I'm running IIS 4.0 and Windows NT 4.0 with Service Pack 6a (SP6a) on a 733 MHz dual-processor system. IIS seems to be running slowly. I've used Performance Monitor to check the disk, memory, processor, and network subsystems, and I haven't found anything unusual. What's causing IIS's slow performance?
When I received this inquiry from a Web hosting company, I thought it unusual that Performance Monitor didn't detect anything odd. Some situations can appear normal unless you know where to look. So, I had my client check a couple of CPU counters again to test a theory. He reported the following information:
% DPC Time: 60
A deferred procedure call (DPC) is an interrupt that requires the processor's attention, which can be delayed while the processor attends to other, more important tasks. A high number of DPCs can indicate that a hardware subsystem, such as a NIC or a drive, isn't performing well. A high number can also indicate poor task allocation in a multiprocessor environment.

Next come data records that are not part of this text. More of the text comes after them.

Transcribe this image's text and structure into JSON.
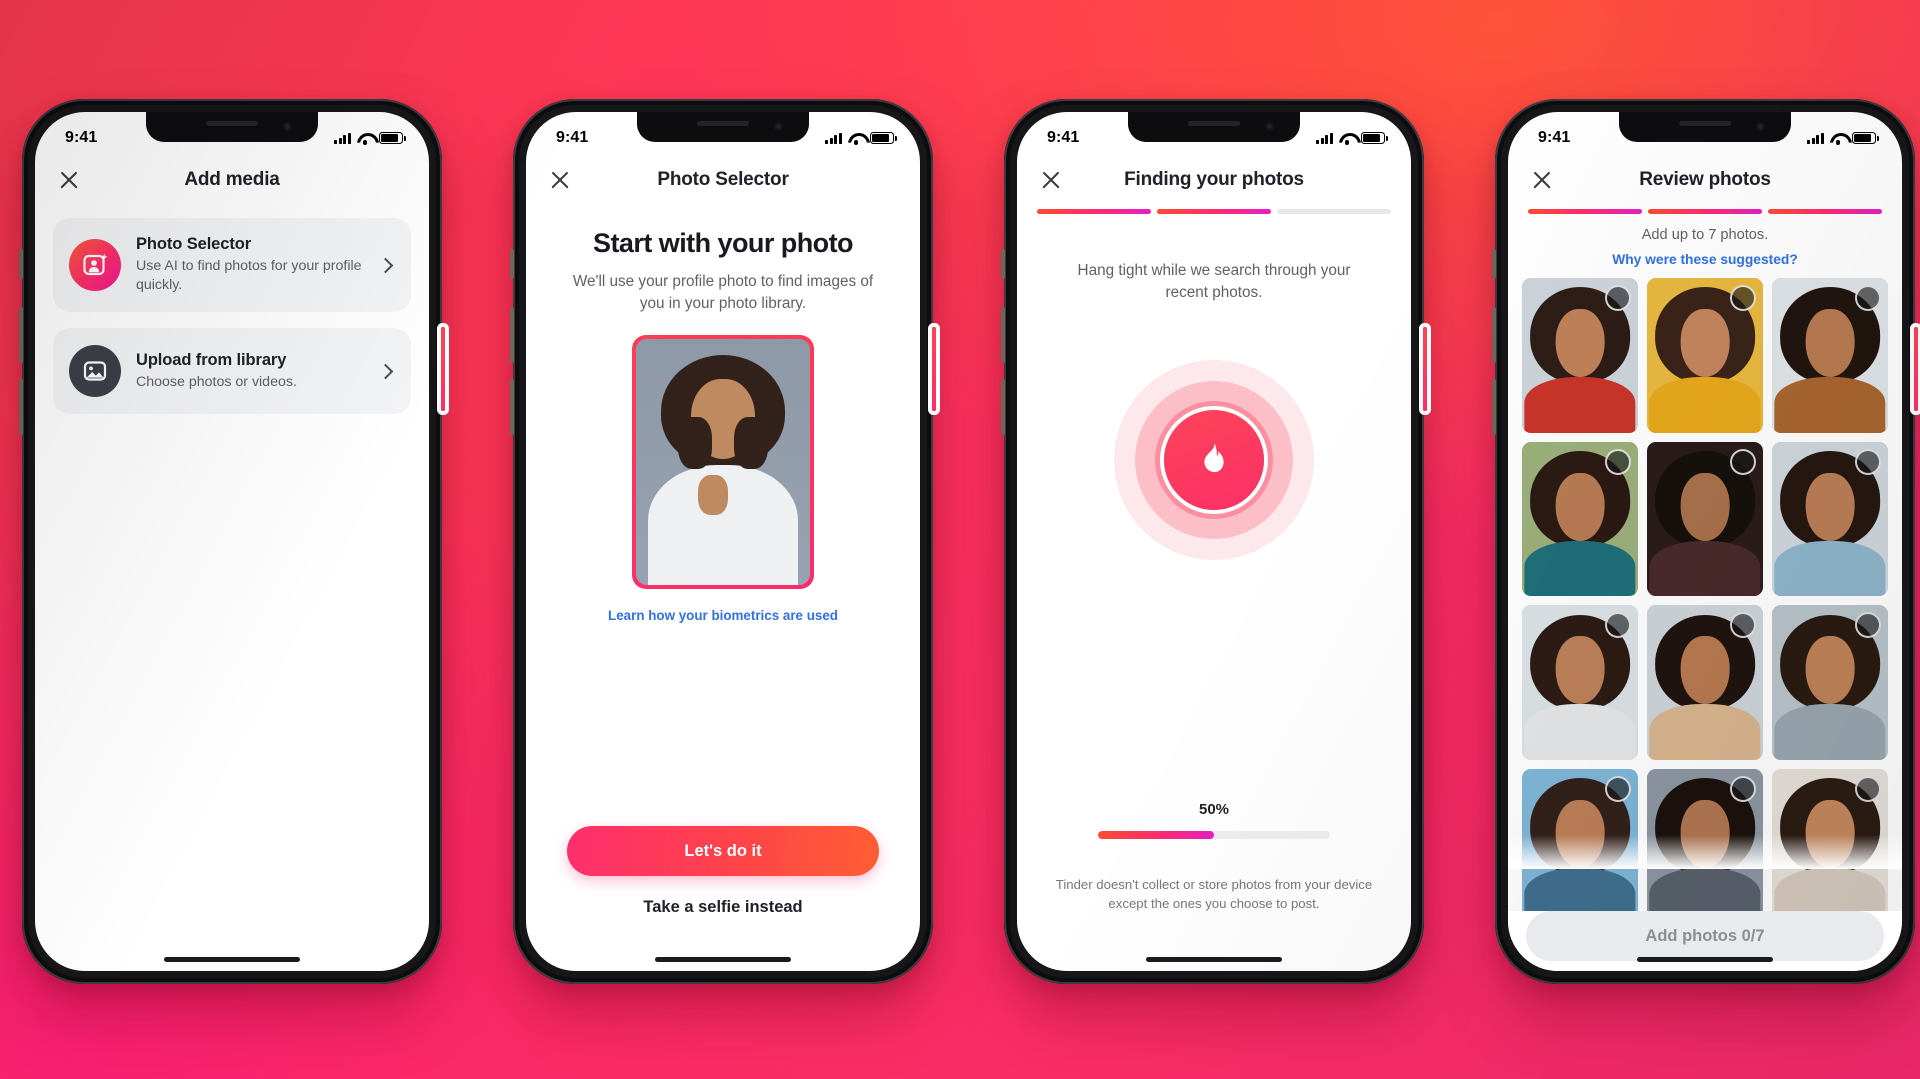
{
  "background": {
    "top_right": "#ff5238",
    "bottom_left": "#fa1f72",
    "base": "#fd3558"
  },
  "accent": {
    "pink": "#fd2e6e",
    "orange": "#ff5e34",
    "magenta": "#e420c4",
    "link_blue": "#2f72e0"
  },
  "status_bar": {
    "time": "9:41",
    "signal_icon": "signal-bars-icon",
    "wifi_icon": "wifi-icon",
    "battery_icon": "battery-icon"
  },
  "phones": [
    {
      "id": "add-media",
      "nav_title": "Add media",
      "close_icon": "close-icon",
      "has_steps": false,
      "options": [
        {
          "icon": "photo-selector-ai-icon",
          "icon_style": "gradient",
          "title": "Photo Selector",
          "subtitle": "Use AI to find photos for your profile quickly.",
          "chevron": "chevron-right-icon"
        },
        {
          "icon": "image-library-icon",
          "icon_style": "dark",
          "title": "Upload from library",
          "subtitle": "Choose photos or videos.",
          "chevron": "chevron-right-icon"
        }
      ]
    },
    {
      "id": "photo-selector",
      "nav_title": "Photo Selector",
      "close_icon": "close-icon",
      "has_steps": false,
      "heading": "Start with your photo",
      "subtitle": "We'll use your profile photo to find images of you in your photo library.",
      "biometrics_link": "Learn how your biometrics are used",
      "primary_button": "Let's do it",
      "secondary_button": "Take a selfie instead"
    },
    {
      "id": "finding-your-photos",
      "nav_title": "Finding your photos",
      "close_icon": "close-icon",
      "has_steps": true,
      "steps_total": 3,
      "steps_done": 2,
      "subtitle": "Hang tight while we search through your recent photos.",
      "spinner_icon": "tinder-flame-icon",
      "progress_label": "50%",
      "progress_percent": 50,
      "footer": "Tinder doesn't collect or store photos from your device except the ones you choose to post."
    },
    {
      "id": "review-photos",
      "nav_title": "Review photos",
      "close_icon": "close-icon",
      "has_steps": true,
      "steps_total": 3,
      "steps_done": 3,
      "subtitle": "Add up to 7 photos.",
      "suggested_link": "Why were these suggested?",
      "checkbox_icon": "unchecked-circle-icon",
      "selected_count": 0,
      "max_photos": 7,
      "add_button": "Add photos 0/7",
      "add_button_enabled": false,
      "thumbnails": [
        {
          "label": "photo-1",
          "bg": "#ccd3da",
          "outfit": "#c9352a",
          "hair": "#2e1d16",
          "skin": "#c08158"
        },
        {
          "label": "photo-2",
          "bg": "#e8b93f",
          "outfit": "#e8a81c",
          "hair": "#3a2419",
          "skin": "#c4855c"
        },
        {
          "label": "photo-3",
          "bg": "#dfe4e8",
          "outfit": "#a9662f",
          "hair": "#20150f",
          "skin": "#b97b52"
        },
        {
          "label": "photo-4",
          "bg": "#9cb07a",
          "outfit": "#1f6f7a",
          "hair": "#2b1a13",
          "skin": "#b87c54"
        },
        {
          "label": "photo-5",
          "bg": "#2a1c1a",
          "outfit": "#4a2a2c",
          "hair": "#17100c",
          "skin": "#a9714c"
        },
        {
          "label": "photo-6",
          "bg": "#cfd7dd",
          "outfit": "#8fb6cc",
          "hair": "#261811",
          "skin": "#bb7e56"
        },
        {
          "label": "photo-7",
          "bg": "#dbe2e6",
          "outfit": "#e4e6e8",
          "hair": "#2c1c14",
          "skin": "#bd8159"
        },
        {
          "label": "photo-8",
          "bg": "#cdd5da",
          "outfit": "#d8b58e",
          "hair": "#1f140e",
          "skin": "#b87a50"
        },
        {
          "label": "photo-9",
          "bg": "#b9c4cb",
          "outfit": "#9aa7b0",
          "hair": "#2a1a12",
          "skin": "#bf8359"
        },
        {
          "label": "photo-10",
          "bg": "#7fb6d8",
          "outfit": "#3f6f8e",
          "hair": "#33201a",
          "skin": "#bc7f57"
        },
        {
          "label": "photo-11",
          "bg": "#8d97a3",
          "outfit": "#59616c",
          "hair": "#1c120d",
          "skin": "#b07550"
        },
        {
          "label": "photo-12",
          "bg": "#e6e0da",
          "outfit": "#d5c9bd",
          "hair": "#2b1b13",
          "skin": "#c4885e"
        }
      ]
    }
  ]
}
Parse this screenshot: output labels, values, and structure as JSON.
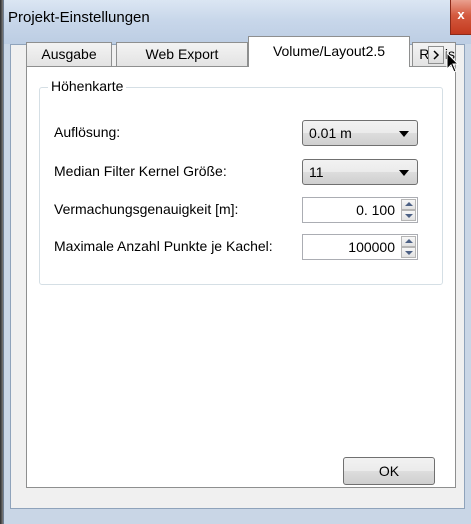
{
  "window": {
    "title": "Projekt-Einstellungen",
    "close_label": "x"
  },
  "tabs": [
    {
      "label": "Ausgabe",
      "active": false
    },
    {
      "label": "Web Export",
      "active": false
    },
    {
      "label": "Volume/Layout2.5",
      "active": true
    },
    {
      "label": "Regis",
      "active": false
    }
  ],
  "heightmap": {
    "group_title": "Höhenkarte",
    "resolution": {
      "label": "Auflösung:",
      "value": "0.01 m"
    },
    "median_filter": {
      "label": "Median Filter Kernel Größe:",
      "value": "11"
    },
    "meshing_accuracy": {
      "label": "Vermachungsgenauigkeit [m]:",
      "value": "0. 100"
    },
    "max_points": {
      "label": "Maximale Anzahl Punkte je Kachel:",
      "value": "100000"
    }
  },
  "buttons": {
    "ok_label": "OK"
  },
  "icons": {
    "close": "close-icon",
    "tab_scroll": "chevron-right-icon",
    "combo_arrow": "chevron-down-icon",
    "spin_up": "arrow-up-icon",
    "spin_down": "arrow-down-icon",
    "cursor": "mouse-cursor-icon"
  }
}
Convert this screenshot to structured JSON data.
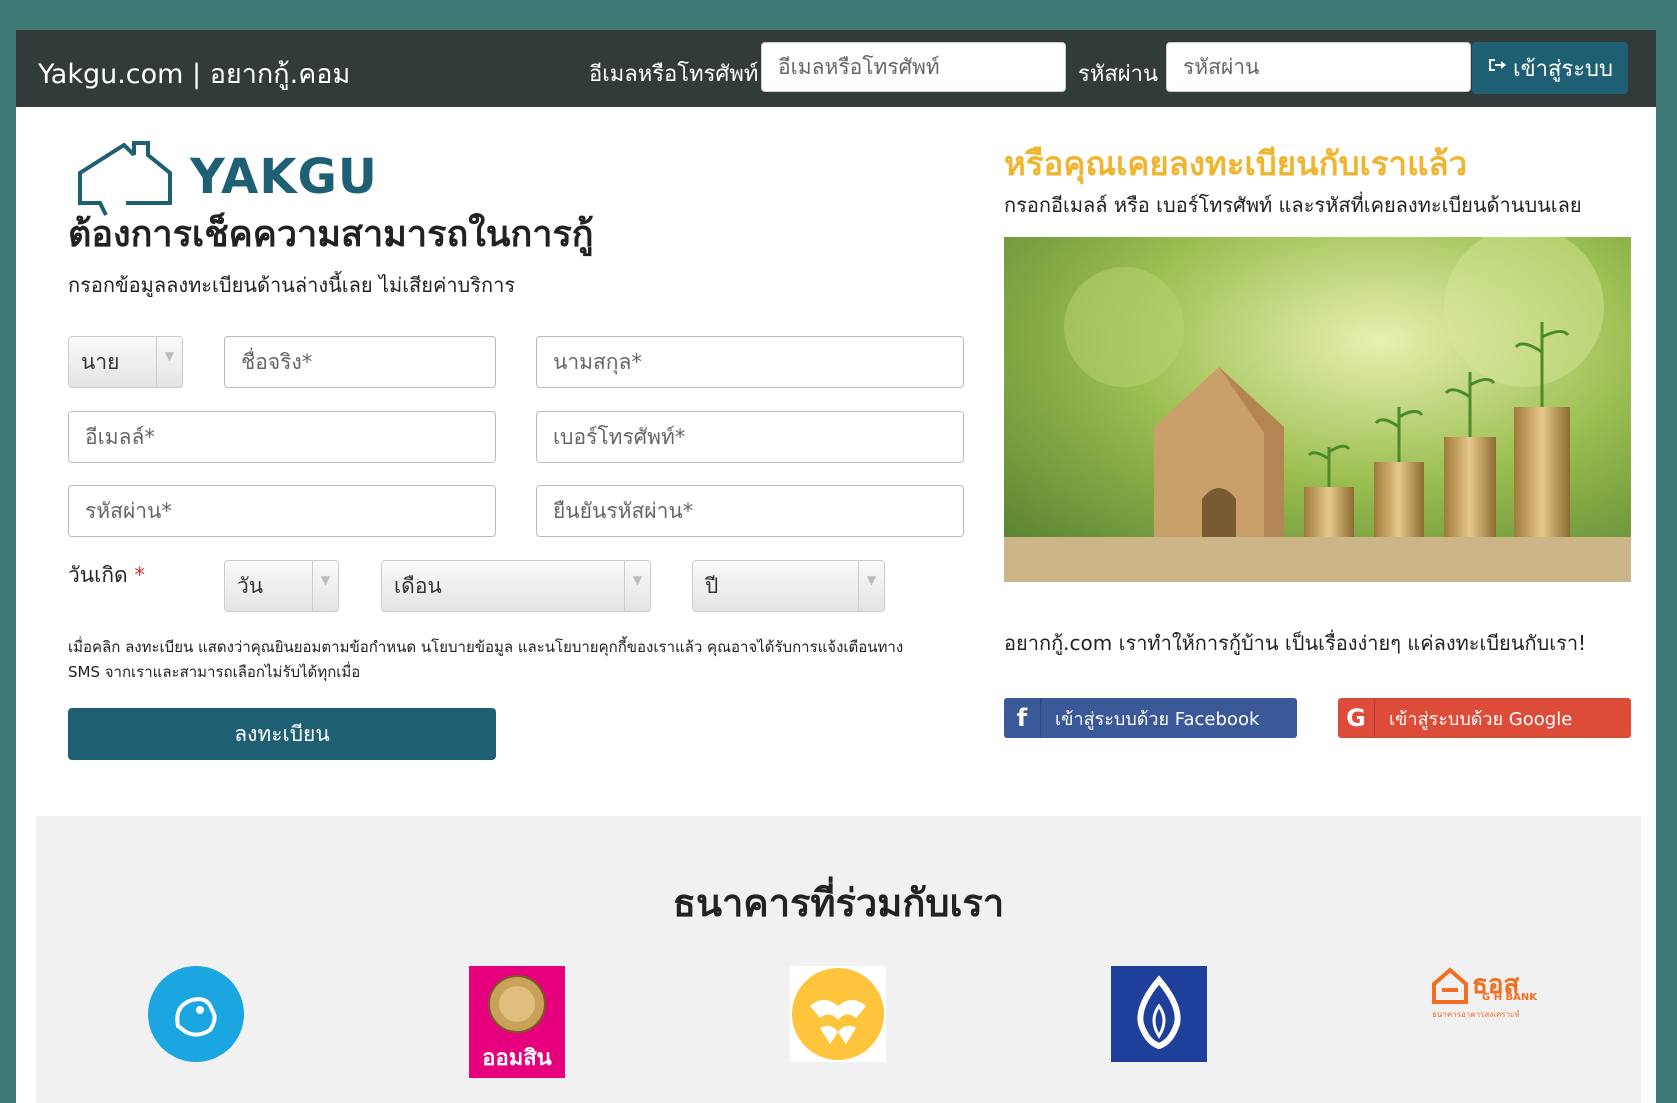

In this case, however, a CPU at an average use of 11 percent isn't busy doing anything important. This percentage indicates that interrupts are being generated but for some reason can't be completed. That is, whatever is trying to occur is being blocked. Blocking usually occurs when a Web application issues a call to a component or connector, such as a database query, and that call takes a while to process. In the meantime, the system resource (in this case, a thread) that made the call is waiting for that task to complete before it can resume. In such a situation, processor use is low while queue figures are high because requests get stacked up.
The job is to find out where the choke point is and relieve it. A common mistake is to beef up the system by adding more memory or more CPUs. However, because the choke point isn't addressed, enhancing the system only makes matters worse because it increases the number of requests without delivering more capacity.
In the case of DPCs, troubleshooting high DPC time is more complex in multiprocessor systems. In some systems, DPCs can stack up on one processor and slow the entire system. By analyzing each processor's activity, you can determine whether DPC interrupts are being symmetrically distributed or assigned to one processor.
If the %Processor Time number is high and the % DPC Time number is greater than 50 percent on that processor, you can benefit from upgrading to a system board that distributes DPC interrupts. If NICs are generating the DPC interrupts, you might be able to spread the load by adding more NICs because each card's processing is usually assigned to a different CPU in a multiprocessor system. You can also make a registry change that lets Windows 2000 or NT distribute DPCs to the least-used processor. (For more information about this registry change, see the Microsoft article "MS Windows NT Server 4.0 Enterprise File Server Scalability and Performance" at http://www.microsoft.com/technet/winnt/winntas/technote/implemntintegra/fsscale.asp. In addition, the Microsoft article "How to Install and Use the Interrupt-Affinity Filter Tool" at http://support.microsoft.com/support/kb/articles/q252/8/67.asp has a processor-interrupt affinity tool for Win2K available for download.)
To resolve this situation, I studied NTFS permissions on the databases in use. Certain files had incorrect permissions that resulted in access errors. By resetting these permissions, I reduced DPC time to an acceptable range.